**Entries supplied**.

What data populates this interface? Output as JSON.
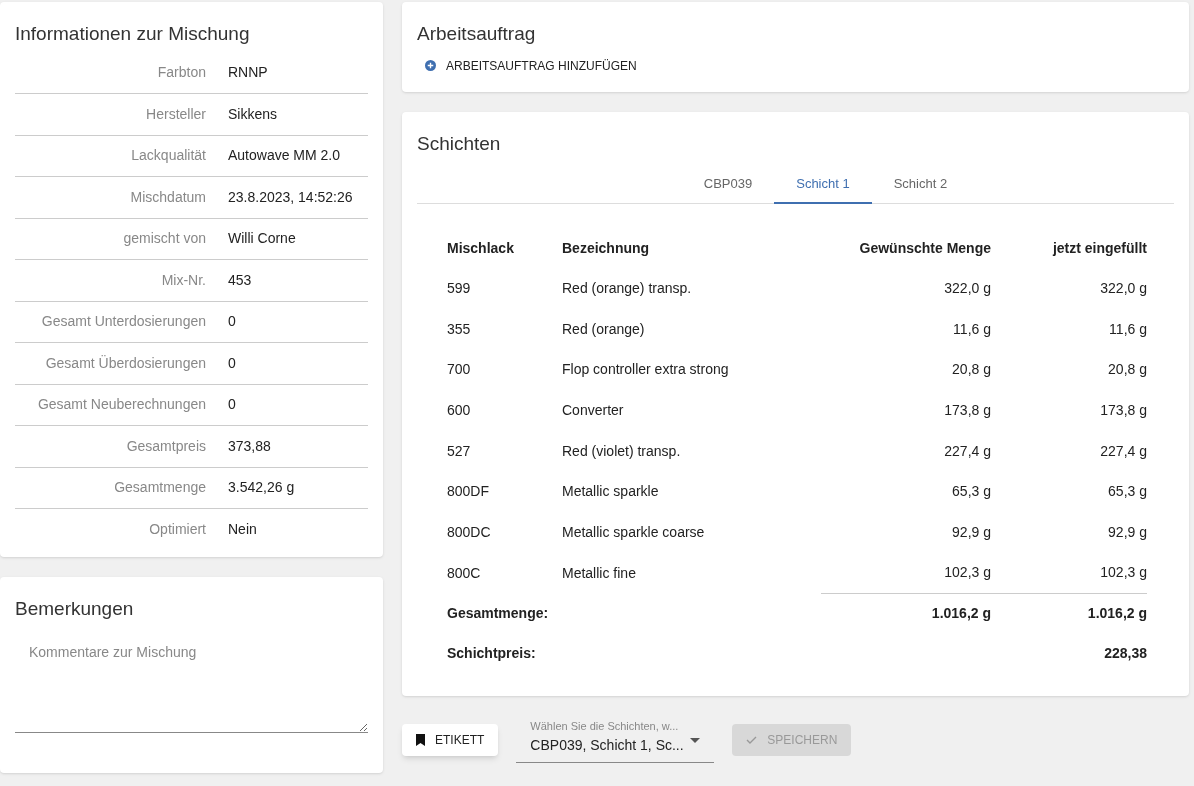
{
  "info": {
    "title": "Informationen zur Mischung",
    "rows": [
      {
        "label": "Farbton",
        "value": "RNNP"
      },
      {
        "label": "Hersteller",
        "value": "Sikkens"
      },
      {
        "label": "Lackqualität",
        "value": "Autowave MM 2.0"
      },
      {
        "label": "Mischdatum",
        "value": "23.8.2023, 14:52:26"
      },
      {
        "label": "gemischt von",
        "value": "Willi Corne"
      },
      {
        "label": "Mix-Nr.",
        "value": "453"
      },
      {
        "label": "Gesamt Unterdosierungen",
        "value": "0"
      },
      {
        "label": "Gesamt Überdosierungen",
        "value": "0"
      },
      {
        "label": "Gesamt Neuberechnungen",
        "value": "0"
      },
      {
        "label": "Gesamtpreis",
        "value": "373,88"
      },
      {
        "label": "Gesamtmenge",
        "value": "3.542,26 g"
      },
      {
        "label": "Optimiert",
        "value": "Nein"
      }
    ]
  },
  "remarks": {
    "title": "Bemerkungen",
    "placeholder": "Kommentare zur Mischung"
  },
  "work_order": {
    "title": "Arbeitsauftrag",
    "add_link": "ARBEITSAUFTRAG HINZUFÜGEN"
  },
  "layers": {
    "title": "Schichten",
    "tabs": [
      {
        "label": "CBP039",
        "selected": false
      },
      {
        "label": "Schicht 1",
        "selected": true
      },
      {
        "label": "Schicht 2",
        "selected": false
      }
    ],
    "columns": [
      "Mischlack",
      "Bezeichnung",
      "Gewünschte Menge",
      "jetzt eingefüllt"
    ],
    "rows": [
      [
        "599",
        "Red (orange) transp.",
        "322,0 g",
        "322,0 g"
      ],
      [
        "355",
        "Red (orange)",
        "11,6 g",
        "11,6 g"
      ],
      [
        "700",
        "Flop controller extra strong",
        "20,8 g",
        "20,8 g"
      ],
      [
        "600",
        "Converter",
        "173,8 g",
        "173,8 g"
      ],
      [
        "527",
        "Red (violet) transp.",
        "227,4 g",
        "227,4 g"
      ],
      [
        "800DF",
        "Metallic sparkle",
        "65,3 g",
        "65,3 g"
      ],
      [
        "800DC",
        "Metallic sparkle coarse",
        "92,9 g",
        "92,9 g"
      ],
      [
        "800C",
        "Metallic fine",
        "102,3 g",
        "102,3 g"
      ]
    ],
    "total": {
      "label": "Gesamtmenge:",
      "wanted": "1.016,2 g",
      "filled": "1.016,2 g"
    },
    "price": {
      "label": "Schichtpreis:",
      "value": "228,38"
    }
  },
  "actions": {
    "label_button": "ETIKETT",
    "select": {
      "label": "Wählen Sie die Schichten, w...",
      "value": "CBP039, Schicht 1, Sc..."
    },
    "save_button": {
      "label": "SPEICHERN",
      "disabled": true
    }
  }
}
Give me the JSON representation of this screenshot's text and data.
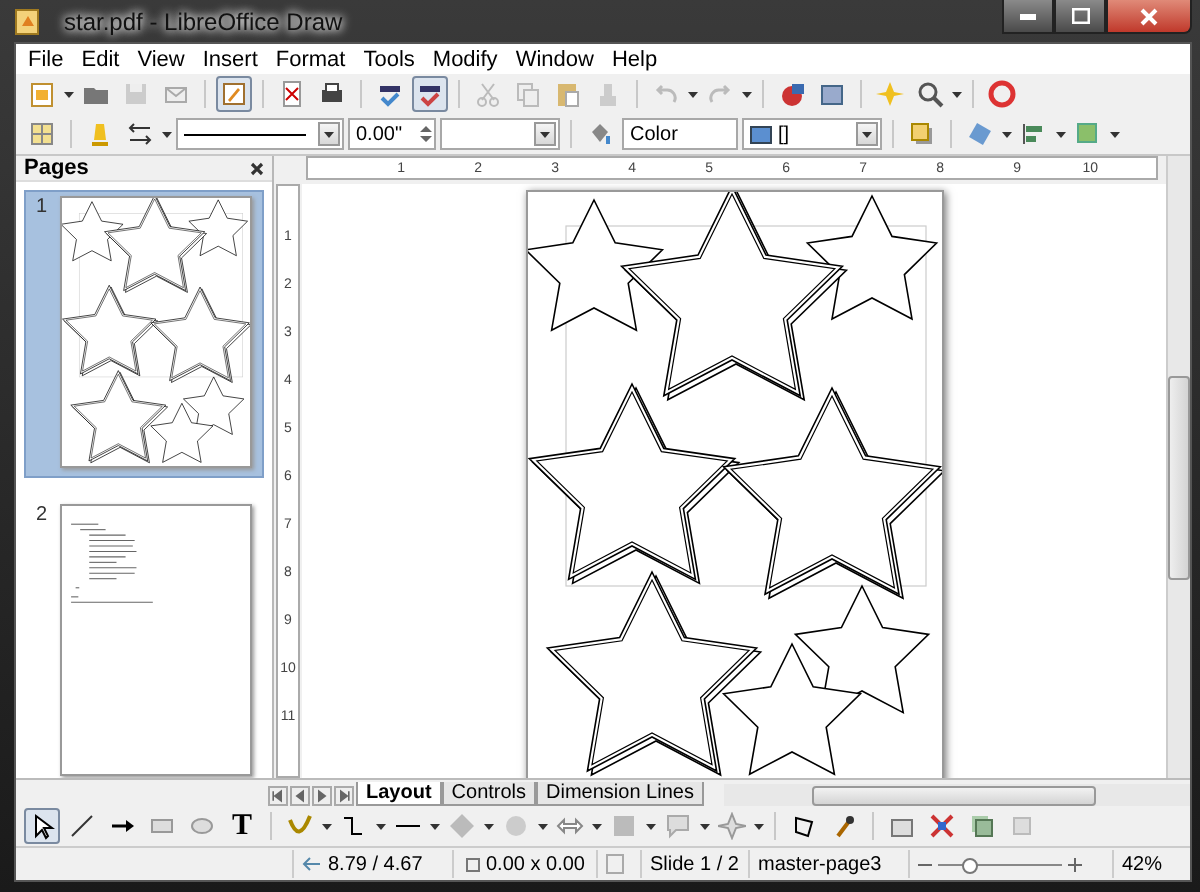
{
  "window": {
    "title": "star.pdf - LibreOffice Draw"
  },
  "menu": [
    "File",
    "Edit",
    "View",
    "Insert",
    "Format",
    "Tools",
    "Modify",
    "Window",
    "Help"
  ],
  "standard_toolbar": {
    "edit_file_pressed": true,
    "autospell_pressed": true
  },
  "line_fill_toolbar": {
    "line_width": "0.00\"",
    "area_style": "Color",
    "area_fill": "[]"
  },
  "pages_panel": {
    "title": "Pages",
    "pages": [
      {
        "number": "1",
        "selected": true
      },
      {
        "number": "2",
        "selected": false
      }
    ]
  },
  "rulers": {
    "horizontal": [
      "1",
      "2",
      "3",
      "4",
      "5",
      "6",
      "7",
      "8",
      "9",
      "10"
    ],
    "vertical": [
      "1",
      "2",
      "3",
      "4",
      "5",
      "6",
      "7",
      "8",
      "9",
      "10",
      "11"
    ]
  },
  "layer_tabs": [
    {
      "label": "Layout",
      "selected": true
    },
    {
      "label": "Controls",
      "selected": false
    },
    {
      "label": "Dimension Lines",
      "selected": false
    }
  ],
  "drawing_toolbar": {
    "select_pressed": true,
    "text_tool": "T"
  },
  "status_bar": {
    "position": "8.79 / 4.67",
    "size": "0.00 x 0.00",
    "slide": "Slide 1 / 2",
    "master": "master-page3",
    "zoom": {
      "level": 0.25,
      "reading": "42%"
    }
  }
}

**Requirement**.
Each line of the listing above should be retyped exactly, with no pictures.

**Result for this task**.
What data populates this interface? Output as JSON.
{
  "info": {
    "title": "Informationen zur Mischung",
    "rows": [
      {
        "label": "Farbton",
        "value": "RNNP"
      },
      {
        "label": "Hersteller",
        "value": "Sikkens"
      },
      {
        "label": "Lackqualität",
        "value": "Autowave MM 2.0"
      },
      {
        "label": "Mischdatum",
        "value": "23.8.2023, 14:52:26"
      },
      {
        "label": "gemischt von",
        "value": "Willi Corne"
      },
      {
        "label": "Mix-Nr.",
        "value": "453"
      },
      {
        "label": "Gesamt Unterdosierungen",
        "value": "0"
      },
      {
        "label": "Gesamt Überdosierungen",
        "value": "0"
      },
      {
        "label": "Gesamt Neuberechnungen",
        "value": "0"
      },
      {
        "label": "Gesamtpreis",
        "value": "373,88"
      },
      {
        "label": "Gesamtmenge",
        "value": "3.542,26 g"
      },
      {
        "label": "Optimiert",
        "value": "Nein"
      }
    ]
  },
  "remarks": {
    "title": "Bemerkungen",
    "placeholder": "Kommentare zur Mischung"
  },
  "work_order": {
    "title": "Arbeitsauftrag",
    "add_link": "ARBEITSAUFTRAG HINZUFÜGEN"
  },
  "layers": {
    "title": "Schichten",
    "tabs": [
      {
        "label": "CBP039",
        "selected": false
      },
      {
        "label": "Schicht 1",
        "selected": true
      },
      {
        "label": "Schicht 2",
        "selected": false
      }
    ],
    "columns": [
      "Mischlack",
      "Bezeichnung",
      "Gewünschte Menge",
      "jetzt eingefüllt"
    ],
    "rows": [
      [
        "599",
        "Red (orange) transp.",
        "322,0 g",
        "322,0 g"
      ],
      [
        "355",
        "Red (orange)",
        "11,6 g",
        "11,6 g"
      ],
      [
        "700",
        "Flop controller extra strong",
        "20,8 g",
        "20,8 g"
      ],
      [
        "600",
        "Converter",
        "173,8 g",
        "173,8 g"
      ],
      [
        "527",
        "Red (violet) transp.",
        "227,4 g",
        "227,4 g"
      ],
      [
        "800DF",
        "Metallic sparkle",
        "65,3 g",
        "65,3 g"
      ],
      [
        "800DC",
        "Metallic sparkle coarse",
        "92,9 g",
        "92,9 g"
      ],
      [
        "800C",
        "Metallic fine",
        "102,3 g",
        "102,3 g"
      ]
    ],
    "total": {
      "label": "Gesamtmenge:",
      "wanted": "1.016,2 g",
      "filled": "1.016,2 g"
    },
    "price": {
      "label": "Schichtpreis:",
      "value": "228,38"
    }
  },
  "actions": {
    "label_button": "ETIKETT",
    "select": {
      "label": "Wählen Sie die Schichten, w...",
      "value": "CBP039, Schicht 1, Sc..."
    },
    "save_button": {
      "label": "SPEICHERN",
      "disabled": true
    }
  }
}
Give me the JSON representation of this screenshot's text and data.
{
  "window": {
    "title": "star.pdf - LibreOffice Draw"
  },
  "menu": [
    "File",
    "Edit",
    "View",
    "Insert",
    "Format",
    "Tools",
    "Modify",
    "Window",
    "Help"
  ],
  "standard_toolbar": {
    "edit_file_pressed": true,
    "autospell_pressed": true
  },
  "line_fill_toolbar": {
    "line_width": "0.00\"",
    "area_style": "Color",
    "area_fill": "[]"
  },
  "pages_panel": {
    "title": "Pages",
    "pages": [
      {
        "number": "1",
        "selected": true
      },
      {
        "number": "2",
        "selected": false
      }
    ]
  },
  "rulers": {
    "horizontal": [
      "1",
      "2",
      "3",
      "4",
      "5",
      "6",
      "7",
      "8",
      "9",
      "10"
    ],
    "vertical": [
      "1",
      "2",
      "3",
      "4",
      "5",
      "6",
      "7",
      "8",
      "9",
      "10",
      "11"
    ]
  },
  "layer_tabs": [
    {
      "label": "Layout",
      "selected": true
    },
    {
      "label": "Controls",
      "selected": false
    },
    {
      "label": "Dimension Lines",
      "selected": false
    }
  ],
  "drawing_toolbar": {
    "select_pressed": true,
    "text_tool": "T"
  },
  "status_bar": {
    "position": "8.79 / 4.67",
    "size": "0.00 x 0.00",
    "slide": "Slide 1 / 2",
    "master": "master-page3",
    "zoom": {
      "level": 0.25,
      "reading": "42%"
    }
  }
}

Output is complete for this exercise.